The term "medical services" in 20 U.S.C.S. § 1401(a)(17) refers only to services that must be performed by a physician, and not to school health services. The phrase "medical services" in § 1401(a)(17) does not embrace all forms of care that might loosely be described as "medical" in other contexts.
Respondent student, who was paralyzed from the neck down, attended school within petitioner school district. Respondent depended on a ventilator for life support. Respondent's mother asked petitioner to pay for the health care services that respondent needed to attend school, but the plaintiff claimed it was not responsible for providing the equipement. Thus, the mother filed suit to enforce financially responsibility under the Individuals with Disabilities Education Act to provide continuous one-on-one nursing services for respondent student. The court initially noted that under the Individuals with Disabilities Act, states received federal funds to provide disabled children with special education and related services. Petitioner argued that the related services that were required by the Act did not include continuous one-on-one nursing services during the school day.

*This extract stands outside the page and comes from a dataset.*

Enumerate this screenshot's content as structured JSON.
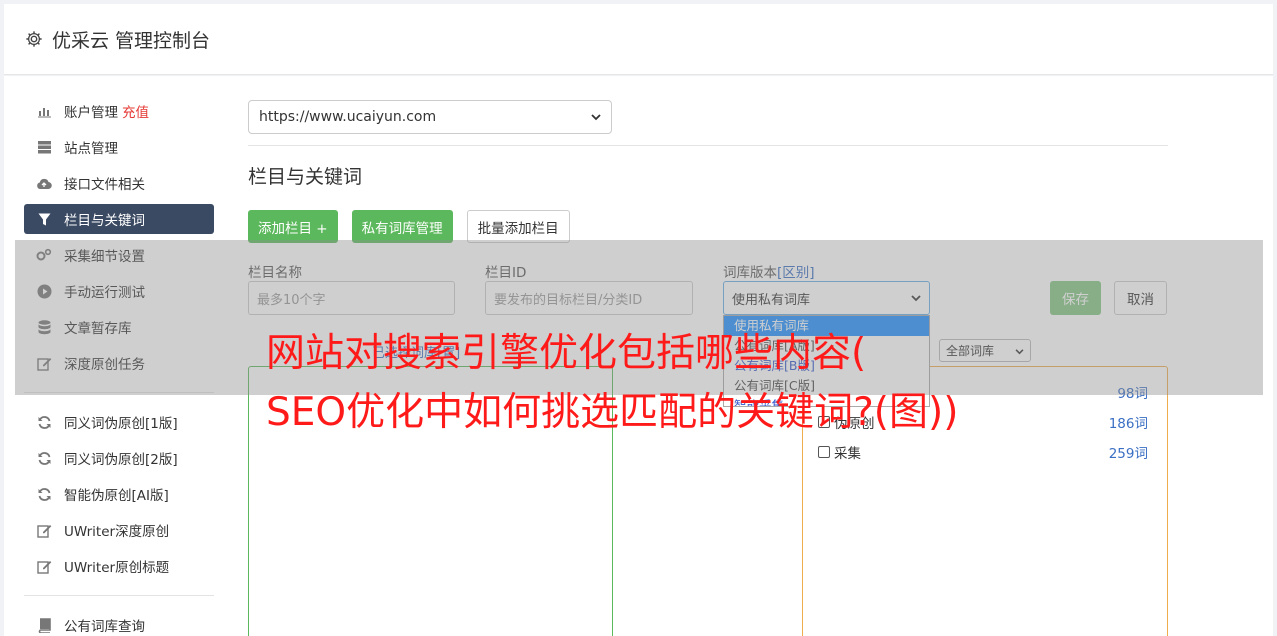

Was petitioner school district financially responsible to provide continuous one-on-one nursing services for respondent student?
The Court stated that under its prior interpretation, the medical services exclusion applied only to services that must be performed by a physician. The Court found that respondent's need for in-school services could be provided by a school nurse. In addressing petitioner's financial concerns, the Court determined that cost was not a statutory factor in the definition of related services or excluded medical services. The Court declined to engage in judicial lawmaking through adoption of a cost-based standard.